Other limitations include acceptability of sustainability initiatives to developers, lack of local valuation guidelines/ standards/benchmarks for valuers, limited information/data and sustainability benefit cannot be quantified, such as improving the quality of life.
The only two green buildings in the country that are both LEED certified are The Zuellig Building in Makati City and Sunlife Building in Taguig City.
The Zuellig Building is a 33-story office skyscraper owned by the Zuellig Group. Developed by its real estate arm, the Bridgebury Realty Corp., it has a height of 155 meters or 508.53 feet and has a total floor area of 62,800 sqm. that are available for rent, 59,900 sqm. of prime-grade office space in the tower, and 2,900 sqm. in the retail pavilion. The building has acquired a pre-certification at Gold Level under the Leadership in Energy and Environment Design (LEED) program of the U.S. Green Building Council.
Zuellig Building stands on a prime piece of land with a total land area of 8,285 square meters on Makati Avenue. The exterior of the office skyscraper has an all-glass facade and large floor-to-ceiling glazing panels. The design of this office skyscraper was inspired by bamboo and flowing water with its distinctive texture being associated with the local organic motifs and shading capabilities of the structure. The glass panel used in Zuellig Building is double-paned with low-emissivity (low-E) which minimizes solar heat gain and energy loss and at the same time maximizes the utlization of natural daylight.
Green architecture principles have the following “green” advantages–energy savings of approximately 15% (4.3 million kWh annually) compared with a conventional ASHRAE-compliant building; power-saving lights; water conservation of approximately 71% (29 million litres annually) through the recycling of grey water, collection of rain water, and condensate water; carbon dioxide monitoring; landscaped surroundings; daylight for 90% of interior spaces; green terraces in the sky garden’s retail pavilion; and employee productivity and wellness.

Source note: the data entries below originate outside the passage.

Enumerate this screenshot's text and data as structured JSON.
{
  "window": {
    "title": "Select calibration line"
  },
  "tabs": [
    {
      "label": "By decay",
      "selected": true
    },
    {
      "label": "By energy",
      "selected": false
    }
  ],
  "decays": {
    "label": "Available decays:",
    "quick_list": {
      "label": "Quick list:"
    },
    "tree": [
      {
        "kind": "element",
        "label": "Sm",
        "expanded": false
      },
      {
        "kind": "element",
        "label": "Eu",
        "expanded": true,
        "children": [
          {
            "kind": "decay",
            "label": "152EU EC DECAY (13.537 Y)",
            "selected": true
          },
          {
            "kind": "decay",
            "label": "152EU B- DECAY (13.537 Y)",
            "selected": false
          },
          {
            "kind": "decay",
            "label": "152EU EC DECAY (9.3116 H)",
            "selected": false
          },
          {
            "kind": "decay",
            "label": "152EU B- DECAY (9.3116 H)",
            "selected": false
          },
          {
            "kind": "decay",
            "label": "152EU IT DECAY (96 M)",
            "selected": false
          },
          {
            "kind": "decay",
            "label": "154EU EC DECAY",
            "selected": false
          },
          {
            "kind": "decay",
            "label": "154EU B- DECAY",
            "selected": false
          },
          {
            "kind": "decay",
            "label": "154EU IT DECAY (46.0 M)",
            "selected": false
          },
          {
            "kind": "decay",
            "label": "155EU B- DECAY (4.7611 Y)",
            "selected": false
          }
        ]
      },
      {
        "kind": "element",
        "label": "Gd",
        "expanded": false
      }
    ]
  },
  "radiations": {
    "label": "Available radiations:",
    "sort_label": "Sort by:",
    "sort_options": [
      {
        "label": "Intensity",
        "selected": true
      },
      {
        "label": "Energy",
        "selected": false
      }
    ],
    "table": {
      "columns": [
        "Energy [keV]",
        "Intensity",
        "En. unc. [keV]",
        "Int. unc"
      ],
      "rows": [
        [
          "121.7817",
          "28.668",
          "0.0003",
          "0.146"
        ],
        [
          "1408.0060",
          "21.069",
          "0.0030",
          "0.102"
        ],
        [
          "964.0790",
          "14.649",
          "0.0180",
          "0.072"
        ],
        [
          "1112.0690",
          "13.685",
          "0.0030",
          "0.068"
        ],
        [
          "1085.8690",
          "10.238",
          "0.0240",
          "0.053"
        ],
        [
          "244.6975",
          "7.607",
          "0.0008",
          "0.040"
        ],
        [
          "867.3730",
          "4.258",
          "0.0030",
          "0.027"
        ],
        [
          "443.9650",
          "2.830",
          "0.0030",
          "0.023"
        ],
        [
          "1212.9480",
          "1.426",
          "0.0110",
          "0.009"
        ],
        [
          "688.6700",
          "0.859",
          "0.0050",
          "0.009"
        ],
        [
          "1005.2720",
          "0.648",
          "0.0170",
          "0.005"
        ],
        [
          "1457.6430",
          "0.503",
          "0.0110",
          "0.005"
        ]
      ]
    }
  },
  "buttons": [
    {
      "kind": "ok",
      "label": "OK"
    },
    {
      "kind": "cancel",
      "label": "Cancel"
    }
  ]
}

Another green building is the Sunlife Building in Global City, Taguig. According to the website of Sunlife, the building has already been pre-certified by the Leadership in Energy and Environmental Design(LEED) for Core and Shell Development. It is also raring to be certified for LEED Commercial Interiors, another validation of its commitment to a sustainable building system.
The Sun Life Centre is working towards the distinction of being the first green building in the Philippines to receive the Gold level LEED certification for Core and Shell development and for Commercial Interiors. “Its features are expected to set the standard for premium office buildings in the Bonifacio Global City,” said Armand Apuya, Sun Life Philippines Administrative Services Head, who is also in charge of building design and construction.
Lower energy costs are one of the amenities that set the Sun Life Centre apart. Its double-glazed low emissivity glass allows daylight to come in while blocking outside noise and heat, helping reduce harmful emissions and minimize the use of cooling devices.
Another stellar feature is the green roof, where a rain harvesting system can irrigate rainwater for non-potable usage. “The green roof will mitigate the ‘heat island effect’, which transforms buildings into pocket islands of heat. Because of vegetation, Sun Life Centre’s green roof will absorb the urban heat while also serving as an outdoor garden,” explained Apuya.
Aside from savings in energy use, a green building such as the Sun Life Centre also addresses the ‘sick building syndrome.’ It refers to ailments mostly related to poor indoor air quality in the office, usually from a building’s ventilation system. Given the reduced use of air conditioning and the increased circulation of natural air, Sun Life’s new home is beneficial for the wellness of its tenants.
With references from:
- Marissa Benitez